The problem of Horn satisfiability is solvable in linear time.[1] The problem of deciding the truth of quantified Horn formulas can be also solved in polynomial time.[2] A polynomial-time algorithm for Horn satisfiability is based on the rule of unit propagation: if the formula contains a clause composed of a single literal (a unit clause), then all clauses containing (except the unit clause itself) are removed, and all clauses containing have this literal removed. The result of the second rule may itself be a unit clause, which is propagated in the same manner. If there are no unit clauses, the formula can be satisfied by simply setting all remaining variables negative. The formula is unsatisfiable if this transformation generates a pair of opposite unit clauses and . Horn satisfiability is actually one of the "hardest" or "most expressive" problems which is known to be computable in polynomial time, in the sense that it is a P-complete problem.[3]

This algorithm also allows determining a truth assignment of satisfiable Horn formulae: all variables contained in a unit clause are set to the value satisfying that unit clause; all other literals are set to false. The resulting assignment is the minimal model of the Horn formula, that is, the assignment having a minimal set of variables assigned to true, where comparison is made using set containment.

Using a linear algorithm for unit propagation, the algorithm is linear in the size of the formula.

A generalization of the class of Horn formulae is that of renamable-Horn formulae, which is the set of formulae that can be placed in Horn form by replacing some variables with their respective negation. Checking the existence of such a replacement can be done in linear time; therefore, the satisfiability of such formulae is in P as it can be solved by first performing this replacement and then checking the satisfiability of the resulting Horn formula.[4][5][6][7] Horn satisfiability and renamable Horn satisfiability provide one of two important subclasses of satisfiability that are solvable in polynomial time; the other such subclass is 2-satisfiability.

The Horn satisfiability problem can also be asked for propositional many-valued logics. The algorithms are not usually linear, but some are polynomial; see Hähnle (2001 or 2003) for a survey.[8][9]

See also[edit]
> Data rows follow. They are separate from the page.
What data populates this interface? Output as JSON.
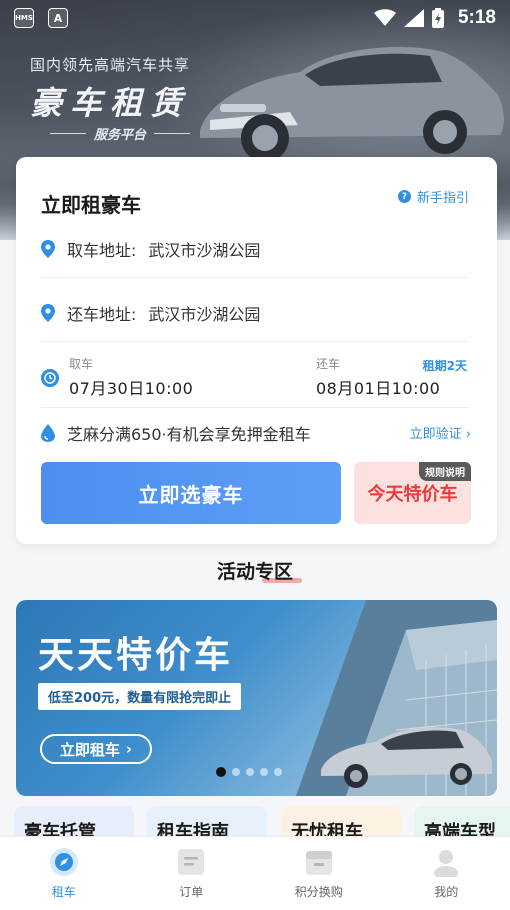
{
  "status_bar": {
    "time": "5:18",
    "chip1": "HMS",
    "chip2": "A"
  },
  "hero": {
    "subtitle": "国内领先高端汽车共享",
    "title": "豪车租赁",
    "tag": "服务平台"
  },
  "rental_card": {
    "title": "立即租豪车",
    "guide_label": "新手指引",
    "pickup": {
      "label": "取车地址:",
      "value": "武汉市沙湖公园"
    },
    "return": {
      "label": "还车地址:",
      "value": "武汉市沙湖公园"
    },
    "pickup_time": {
      "label": "取车",
      "value": "07月30日10:00"
    },
    "return_time": {
      "label": "还车",
      "value": "08月01日10:00"
    },
    "period": "租期2天",
    "sesame": "芝麻分满650·有机会享免押金租车",
    "verify_label": "立即验证 ›",
    "primary_button": "立即选豪车",
    "special_button": "今天特价车",
    "rule_tag": "规则说明"
  },
  "activity": {
    "section_title": "活动专区",
    "banner_title": "天天特价车",
    "banner_sub": "低至200元，数量有限抢完即止",
    "banner_button": "立即租车",
    "banner_button_arrow": "›",
    "carousel_active_index": 0
  },
  "quick_links": [
    "豪车托管",
    "租车指南",
    "无忧租车",
    "高端车型"
  ],
  "tabs": [
    {
      "label": "租车",
      "icon": "compass-icon",
      "active": true
    },
    {
      "label": "订单",
      "icon": "order-icon",
      "active": false
    },
    {
      "label": "积分换购",
      "icon": "store-icon",
      "active": false
    },
    {
      "label": "我的",
      "icon": "user-icon",
      "active": false
    }
  ],
  "colors": {
    "accent": "#2f8fe0",
    "primary_button": "#4b8ff0",
    "special_bg": "#fde1e1",
    "special_text": "#ee3a3a"
  }
}
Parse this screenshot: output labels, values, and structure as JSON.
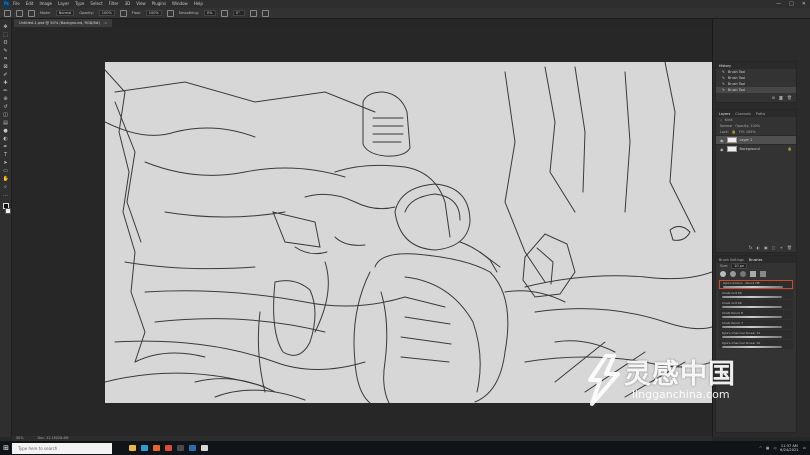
{
  "menubar": {
    "app_logo": "Ps",
    "items": [
      "File",
      "Edit",
      "Image",
      "Layer",
      "Type",
      "Select",
      "Filter",
      "3D",
      "View",
      "Plugins",
      "Window",
      "Help"
    ],
    "window_controls": [
      "—",
      "□",
      "✕"
    ]
  },
  "options": {
    "mode_label": "Mode:",
    "mode_value": "Normal",
    "opacity_label": "Opacity:",
    "opacity_value": "100%",
    "flow_label": "Flow:",
    "flow_value": "100%",
    "smoothing_label": "Smoothing:",
    "smoothing_value": "0%",
    "angle_value": "0°"
  },
  "document": {
    "tab_title": "Untitled-1.psd @ 50% (Background, RGB/8#)",
    "close": "×"
  },
  "toolbar": {
    "tools": [
      "move-icon",
      "marquee-icon",
      "lasso-icon",
      "quick-select-icon",
      "crop-icon",
      "frame-icon",
      "eyedropper-icon",
      "heal-icon",
      "brush-icon",
      "stamp-icon",
      "history-brush-icon",
      "eraser-icon",
      "gradient-icon",
      "blur-icon",
      "dodge-icon",
      "pen-icon",
      "type-icon",
      "path-select-icon",
      "shape-icon",
      "hand-icon",
      "zoom-icon",
      "more-icon"
    ],
    "glyphs": [
      "✥",
      "⬚",
      "ʘ",
      "✎",
      "⌗",
      "⊠",
      "✐",
      "✚",
      "✏",
      "⊕",
      "↺",
      "◫",
      "▤",
      "●",
      "◐",
      "✒",
      "T",
      "➤",
      "▭",
      "✋",
      "⌕",
      "…"
    ],
    "foreground_color": "#111111",
    "background_color": "#f2f2f2"
  },
  "history": {
    "tabs": [
      "History"
    ],
    "items": [
      "Brush Tool",
      "Brush Tool",
      "Brush Tool",
      "Brush Tool"
    ],
    "icons": [
      "⊞",
      "◙",
      "🗑"
    ]
  },
  "layers": {
    "tabs": [
      "Layers",
      "Channels",
      "Paths"
    ],
    "kind_label": "Kind",
    "blend_mode": "Normal",
    "opacity_label": "Opacity: 100%",
    "lock_label": "Lock:",
    "fill_label": "Fill: 100%",
    "items": [
      {
        "name": "Layer 1"
      },
      {
        "name": "Background"
      }
    ],
    "footer_icons": [
      "fx",
      "◐",
      "▣",
      "▢",
      "+",
      "🗑"
    ]
  },
  "brushes": {
    "tabs": [
      "Brush Settings",
      "Brushes"
    ],
    "size_label": "Size:",
    "size_value": "10 px",
    "items": [
      "Kyle's Inkbox - Pencil HB",
      "Chalk Grit 60",
      "Chalk Grit 60",
      "Chalk Pencil 8",
      "Chalk Pencil 7",
      "Kyle's Charcoal Smear 12",
      "Kyle's Charcoal Smear 16"
    ]
  },
  "status": {
    "zoom": "50%",
    "doc_size": "Doc: 22.1M/28.6M"
  },
  "taskbar": {
    "search_placeholder": "Type here to search",
    "time": "11:37 AM",
    "date": "6/24/2021",
    "apps": [
      {
        "name": "file-explorer-icon",
        "color": "#e8b84a"
      },
      {
        "name": "edge-icon",
        "color": "#2f9cd8"
      },
      {
        "name": "firefox-icon",
        "color": "#e6672e"
      },
      {
        "name": "chrome-icon",
        "color": "#e04a3a"
      },
      {
        "name": "obs-icon",
        "color": "#4a4a4a"
      },
      {
        "name": "photoshop-icon",
        "color": "#2a6fb0"
      },
      {
        "name": "clip-studio-icon",
        "color": "#d8d8d8"
      }
    ]
  },
  "watermark": {
    "chinese_text": "灵感中国",
    "url_text": "lingganchina.com"
  }
}
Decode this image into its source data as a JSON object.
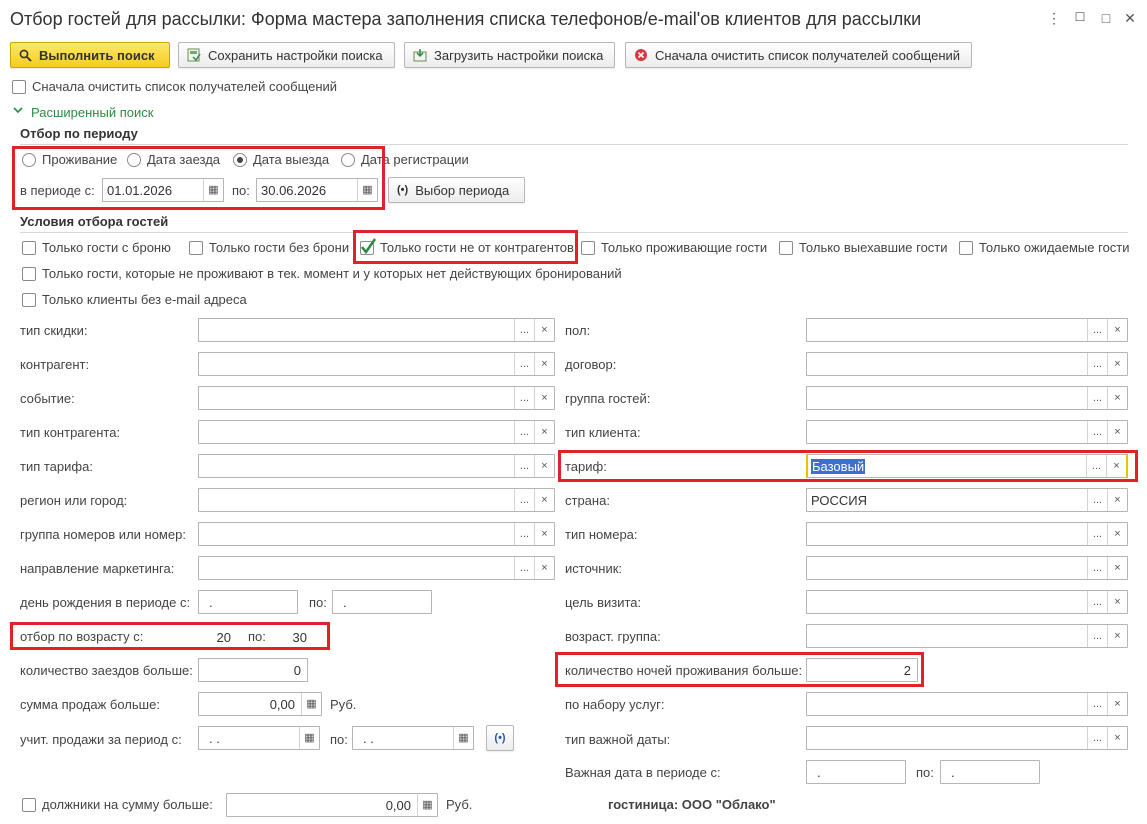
{
  "window": {
    "title": "Отбор гостей для рассылки: Форма мастера заполнения списка телефонов/e-mail'ов клиентов для рассылки",
    "controls": {
      "more": "⋮",
      "minimize": "☐",
      "maximize": "□",
      "close": "✕"
    }
  },
  "toolbar": {
    "run_label": "Выполнить поиск",
    "save_label": "Сохранить настройки поиска",
    "load_label": "Загрузить настройки поиска",
    "clear_label": "Сначала очистить список получателей сообщений"
  },
  "clear_first_checkbox": {
    "label": "Сначала очистить список получателей сообщений",
    "checked": false
  },
  "advanced": {
    "label": "Расширенный поиск"
  },
  "period": {
    "section_title": "Отбор по периоду",
    "radios": [
      {
        "label": "Проживание",
        "selected": false
      },
      {
        "label": "Дата заезда",
        "selected": false
      },
      {
        "label": "Дата выезда",
        "selected": true
      },
      {
        "label": "Дата регистрации",
        "selected": false
      }
    ],
    "from_label": "в периоде с:",
    "from_value": "01.01.2026",
    "to_label": "по:",
    "to_value": "30.06.2026",
    "choose_label": "Выбор периода"
  },
  "conditions": {
    "section_title": "Условия отбора гостей",
    "checks": [
      {
        "label": "Только гости с броню",
        "checked": false
      },
      {
        "label": "Только гости без брони",
        "checked": false
      },
      {
        "label": "Только гости не от контрагентов",
        "checked": true
      },
      {
        "label": "Только проживающие гости",
        "checked": false
      },
      {
        "label": "Только выехавшие гости",
        "checked": false
      },
      {
        "label": "Только ожидаемые гости",
        "checked": false
      }
    ],
    "check_long": {
      "label": "Только гости, которые не проживают в тек. момент и у которых нет действующих бронирований",
      "checked": false
    },
    "check_email": {
      "label": "Только клиенты без e-mail адреса",
      "checked": false
    }
  },
  "left_fields": [
    {
      "label": "тип скидки:",
      "value": ""
    },
    {
      "label": "контрагент:",
      "value": ""
    },
    {
      "label": "событие:",
      "value": ""
    },
    {
      "label": "тип контрагента:",
      "value": ""
    },
    {
      "label": "тип тарифа:",
      "value": ""
    },
    {
      "label": "регион или город:",
      "value": ""
    },
    {
      "label": "группа номеров или номер:",
      "value": ""
    },
    {
      "label": "направление маркетинга:",
      "value": ""
    }
  ],
  "right_fields": [
    {
      "label": "пол:",
      "value": ""
    },
    {
      "label": "договор:",
      "value": ""
    },
    {
      "label": "группа гостей:",
      "value": ""
    },
    {
      "label": "тип клиента:",
      "value": ""
    },
    {
      "label": "тариф:",
      "value": "Базовый"
    },
    {
      "label": "страна:",
      "value": "РОССИЯ"
    },
    {
      "label": "тип номера:",
      "value": ""
    },
    {
      "label": "источник:",
      "value": ""
    },
    {
      "label": "цель визита:",
      "value": ""
    },
    {
      "label": "возраст. группа:",
      "value": ""
    }
  ],
  "birthday": {
    "label": "день рождения в периоде с:",
    "from": " .",
    "to_label": "по:",
    "to": " ."
  },
  "age": {
    "label": "отбор по возрасту с:",
    "from": "20",
    "to_label": "по:",
    "to": "30"
  },
  "checkins": {
    "label": "количество заездов больше:",
    "value": "0"
  },
  "nights": {
    "label": "количество ночей проживания больше:",
    "value": "2"
  },
  "sales": {
    "label": "сумма продаж больше:",
    "value": "0,00",
    "currency": "Руб."
  },
  "services": {
    "label": "по набору услуг:",
    "value": ""
  },
  "sales_period": {
    "label": "учит. продажи за период с:",
    "from": " .  .",
    "to_label": "по:",
    "to": " .  ."
  },
  "important_type": {
    "label": "тип важной даты:",
    "value": ""
  },
  "important_period": {
    "label": "Важная дата в периоде с:",
    "from": " .",
    "to_label": "по:",
    "to": " ."
  },
  "debtors": {
    "label": "должники на сумму больше:",
    "value": "0,00",
    "currency": "Руб.",
    "checked": false
  },
  "hotel": {
    "text": "гостиница: ООО \"Облако\""
  },
  "glyphs": {
    "dots": "...",
    "clear": "×",
    "calendar": "▦"
  },
  "colors": {
    "accent_yellow": "#f4cd1f",
    "highlight_red": "#e1222a",
    "green_check": "#2e8b45",
    "selection_blue": "#3b6fd0"
  }
}
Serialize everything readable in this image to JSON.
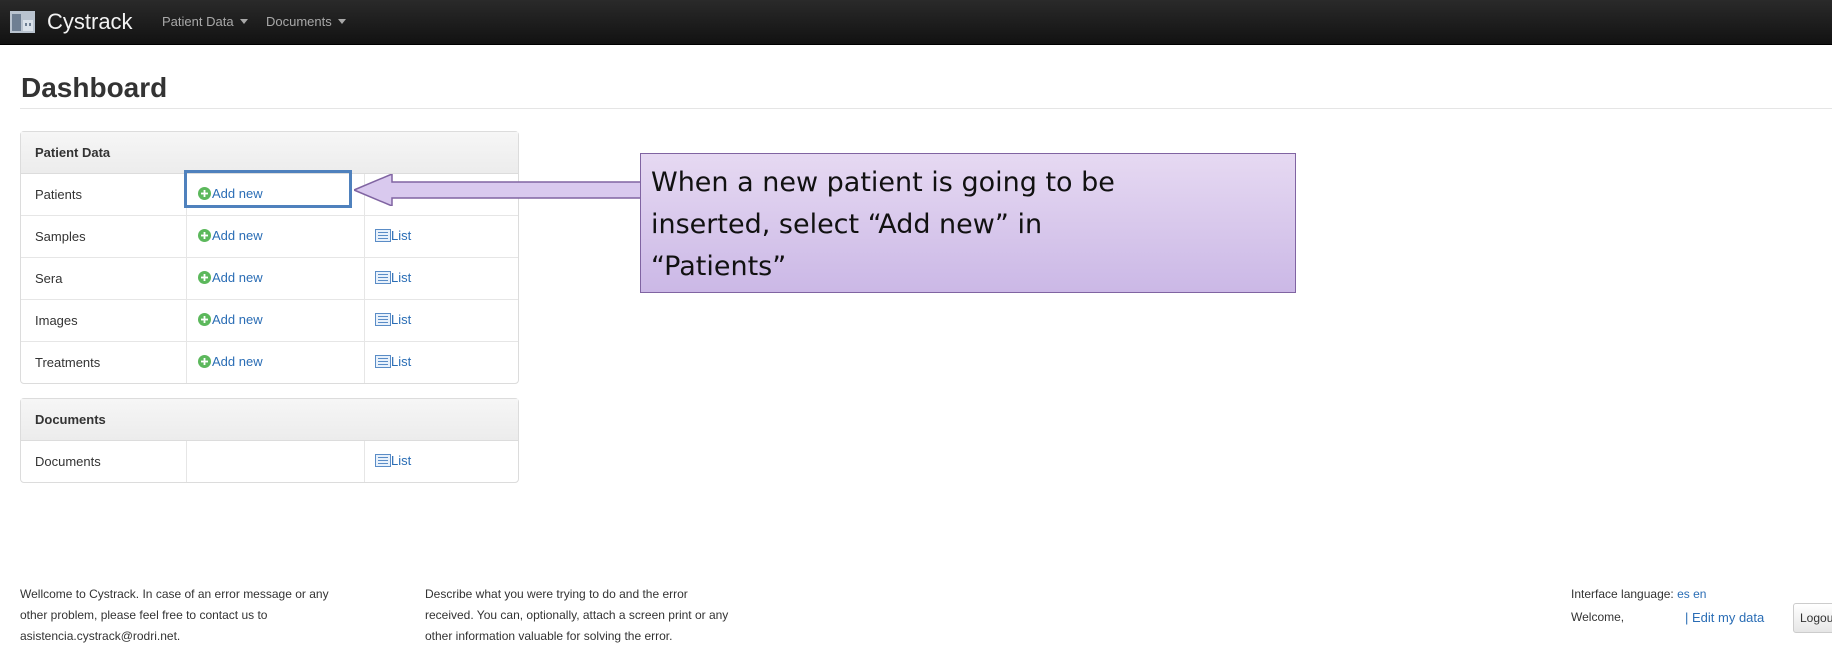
{
  "navbar": {
    "brand": "Cystrack",
    "menus": [
      "Patient Data",
      "Documents"
    ]
  },
  "page": {
    "title": "Dashboard"
  },
  "patient_panel": {
    "header": "Patient Data",
    "rows": [
      {
        "label": "Patients",
        "add": "Add new",
        "list": ""
      },
      {
        "label": "Samples",
        "add": "Add new",
        "list": "List"
      },
      {
        "label": "Sera",
        "add": "Add new",
        "list": "List"
      },
      {
        "label": "Images",
        "add": "Add new",
        "list": "List"
      },
      {
        "label": "Treatments",
        "add": "Add new",
        "list": "List"
      }
    ]
  },
  "documents_panel": {
    "header": "Documents",
    "rows": [
      {
        "label": "Documents",
        "add": "",
        "list": "List"
      }
    ]
  },
  "callout": {
    "lines": [
      "When a new patient is going to be",
      "inserted, select “Add new” in",
      "“Patients”"
    ]
  },
  "footer": {
    "contact_lines": [
      "Wellcome to Cystrack. In case of an error message or any",
      "other problem, please feel free to contact us to",
      "asistencia.cystrack@rodri.net."
    ],
    "describe_lines": [
      "Describe what you were trying to do and the error",
      "received. You can, optionally, attach a screen print or any",
      "other information valuable for solving the error."
    ],
    "language_label": "Interface language:",
    "languages": [
      "es",
      "en"
    ],
    "welcome": "Welcome,",
    "edit_link": "| Edit my data",
    "logout": "Logout"
  },
  "colors": {
    "navbar": "#1b1b1b",
    "link": "#2a6db5",
    "highlight": "#4f81bd",
    "callout_fill": "#d9c9ee",
    "callout_border": "#8064a2"
  }
}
  1. ^ Dowling, William F.; Gallier, Jean H. (1984), "Linear-time algorithms for testing the satisfiability of propositional Horn formulae", Journal of Logic Programming, 1 (3): 267–284, doi:10.1016/0743-1066(84)90014-1, MR 770156 
  2. ^ Buning, H.K.; Karpinski, Marek; Flogel, A. (1995). "Resolution for Quantified Boolean Formulas". Information and Computation. Elsevier. 117 (1): 12–18. doi:10.1006/inco.1995.1025. 
  3. ^ Stephen Cook; Phuong Nguyen (2010). Logical foundations of proof complexity. Cambridge University Press. p. 224. ISBN 978-0-521-51729-4. 
  4. ^ Lewis, Harry R. (1978). "Renaming a set of clauses as a Horn set". Journal of the ACM. 25 (1): 134–135. doi:10.1145/322047.322059. MR 0468315. .
  5. ^ Aspvall, Bengt (1980). "Recognizing disguised NR(1) instances of the satisfiability problem". Journal of Algorithms. 1 (1): 97–103. doi:10.1016/0196-6774(80)90007-3. MR 578079. 
  6. ^ Hébrard, Jean-Jacques (1994). "A linear algorithm for renaming a set of clauses as a Horn set". Theoretical Computer Science. 124 (2): 343–350. doi:10.1016/0304-3975(94)90015-9. MR 1260003. .
  7. ^ Chandru, Vijaya; Collette R. Coullard; Peter L. Hammer; Miguel Montañez; Xiaorong Sun (2005). "On renamable Horn and generalized Horn functions". Annals of Mathematics and Artificial Intelligence. 1 (1–4): 33–47. doi:10.1007/BF01531069. 
  8. ^ Reiner Hähnle (2001). "Advanced many-valued logics". In Dov M. Gabbay, Franz Günthner. Handbook of philosophical logic. 2 (2nd ed.). Springer. p. 373. ISBN 978-0-7923-7126-7. 
  9. ^ Reiner Hähnle (2003). "Complexity of Many-valued Logics". In Melvin Fitting, Ewa Orlowska. Beyond two: theory and applications of multiple-valued logic. Springer. ISBN 978-3-7908-1541-2. 

Further reading[edit]